The United States has created great technological and economic advances in the 21st century, but not everyone in the nation has shared in its prosperity. The wealth of the nation is concentrated to a handful of individuals and theres greater inequality between the rich and the poor than ever before.
Disillusioned by the American Dream
People are increasingly becoming disillusioned by the American Dream. Why is this happening? Renowned Stanford economist Raj Chetty set out to study this phenomenon. In a recent study, his team found that only 50% of America’s 30-year-olds are earning more money than their parents did at the same age. This is a steep decline compared to the 1970s when 92% of 30-year-olds were bringing in larger pay checks than their parents did at the same age.
In the past, the majority of people living in the United States were able to create a better, richer and fuller life for themselves. Whereas today the opportunity for creating the American Dream is slipping out of the hands of the average American.
Is the American Dream Dead?

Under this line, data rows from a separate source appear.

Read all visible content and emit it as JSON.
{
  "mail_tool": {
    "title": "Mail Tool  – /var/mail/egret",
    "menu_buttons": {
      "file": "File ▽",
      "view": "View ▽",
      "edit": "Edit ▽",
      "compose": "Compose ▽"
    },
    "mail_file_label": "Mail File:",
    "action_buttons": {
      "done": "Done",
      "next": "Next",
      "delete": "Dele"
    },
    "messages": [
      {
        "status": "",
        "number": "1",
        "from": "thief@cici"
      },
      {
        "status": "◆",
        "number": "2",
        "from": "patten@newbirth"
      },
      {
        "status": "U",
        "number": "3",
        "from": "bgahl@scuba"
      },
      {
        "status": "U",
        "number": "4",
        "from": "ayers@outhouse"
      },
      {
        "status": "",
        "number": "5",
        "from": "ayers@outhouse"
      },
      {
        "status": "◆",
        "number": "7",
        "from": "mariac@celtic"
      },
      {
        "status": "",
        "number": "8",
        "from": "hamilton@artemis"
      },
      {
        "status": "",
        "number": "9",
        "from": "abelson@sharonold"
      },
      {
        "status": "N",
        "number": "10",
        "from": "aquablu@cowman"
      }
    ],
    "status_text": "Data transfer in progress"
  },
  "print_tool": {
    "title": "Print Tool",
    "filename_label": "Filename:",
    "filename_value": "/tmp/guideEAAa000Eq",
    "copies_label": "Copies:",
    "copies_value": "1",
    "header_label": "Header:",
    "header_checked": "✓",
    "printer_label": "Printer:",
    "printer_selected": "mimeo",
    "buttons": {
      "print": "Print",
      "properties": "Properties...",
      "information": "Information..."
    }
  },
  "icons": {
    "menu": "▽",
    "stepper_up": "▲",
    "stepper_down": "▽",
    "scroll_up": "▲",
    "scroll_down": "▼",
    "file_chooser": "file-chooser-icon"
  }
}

Donald Trump campaigned that the “American Dream is dead” and his promise to revive it played a large part in helping him win the election. According to Gallup Polls, more than half of Americans saw the economic conditions of the nation worsening. A separate poll conducted by the Harvard Institute of Politics also found that over 50% of Millennials believed that the American Dream is “Dead…
If you were born into a low income family in America today, do you really have a chance of rising up no matter what your background is? To answer this, Chetty’s team delved into the question of income mobility, examining the number of low income families from the bottom percentile that made it into the top twenty percent of the income distribution scale.

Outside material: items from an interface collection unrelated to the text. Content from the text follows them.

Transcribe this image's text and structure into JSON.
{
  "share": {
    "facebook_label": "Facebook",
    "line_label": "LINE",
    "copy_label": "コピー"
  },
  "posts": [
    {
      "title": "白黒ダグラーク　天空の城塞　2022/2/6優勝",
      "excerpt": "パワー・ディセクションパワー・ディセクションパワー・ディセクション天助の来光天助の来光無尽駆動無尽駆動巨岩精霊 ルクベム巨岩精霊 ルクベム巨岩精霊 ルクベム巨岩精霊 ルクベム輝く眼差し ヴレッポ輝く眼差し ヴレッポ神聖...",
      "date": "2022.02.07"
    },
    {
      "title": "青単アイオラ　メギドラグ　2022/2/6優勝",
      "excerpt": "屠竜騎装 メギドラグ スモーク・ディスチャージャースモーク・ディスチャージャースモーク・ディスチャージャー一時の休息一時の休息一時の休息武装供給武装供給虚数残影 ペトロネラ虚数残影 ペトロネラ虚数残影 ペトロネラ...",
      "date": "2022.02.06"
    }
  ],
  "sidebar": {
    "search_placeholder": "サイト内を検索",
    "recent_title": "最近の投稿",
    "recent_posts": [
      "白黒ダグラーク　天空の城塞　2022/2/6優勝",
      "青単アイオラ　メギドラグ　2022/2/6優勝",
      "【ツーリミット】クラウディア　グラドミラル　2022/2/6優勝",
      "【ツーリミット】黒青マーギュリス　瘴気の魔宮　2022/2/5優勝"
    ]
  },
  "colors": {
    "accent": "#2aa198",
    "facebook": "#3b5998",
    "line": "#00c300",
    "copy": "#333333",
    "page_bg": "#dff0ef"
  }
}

Chetty discovered that the percentage of low income families which move from the bottom income percentile into the top twentieth percentile today in the United States is 7.5%. In Southeastern States this figure is low as 4.5%.
How Do Americans Compare?
In a cross country comparison with other developed nations, the United States’ average figure for income mobility of 7.5% is relatively low. In the United Kingdom, the percentile of low income families which move from the bottom percentile to the top percentile stands at 9% and in Canada at 13%. You’re almost twice as likely to realise the American Dream in Canada than you are in the United States.
There is less inequality in Canada than in the United States, and this could help to explain the higher rate of income mobility, as the “jump” from the bottom percentile to the top percentile is not as large.
In an interview with the Wall Street Journal, Chetty cites “Wages have stagnated in the middle class”. Increases in wealth in the United States is more frequently concentrated among the rich. As a result, economic growth is not benefitting the middle class. “When you’re in that situation, it becomes very hard for children to do better than their parents.”
Chetty’s findings are supported by separate studies conducted by economists Piketty, Saez, and Zucman. Despite overall economic growth in the United States, half of all Americans have “been completely shut off from economic growth since the 1970s. However, there is a silver lining. There are certain areas where income mobility rates continue to outperform the global average. These areas include Salt Lake City, Utah and the Bay Area, with a rate of around 13%. Iowa has a staggering income mobility rate of 15%. The American Dream is not dead but it is fading away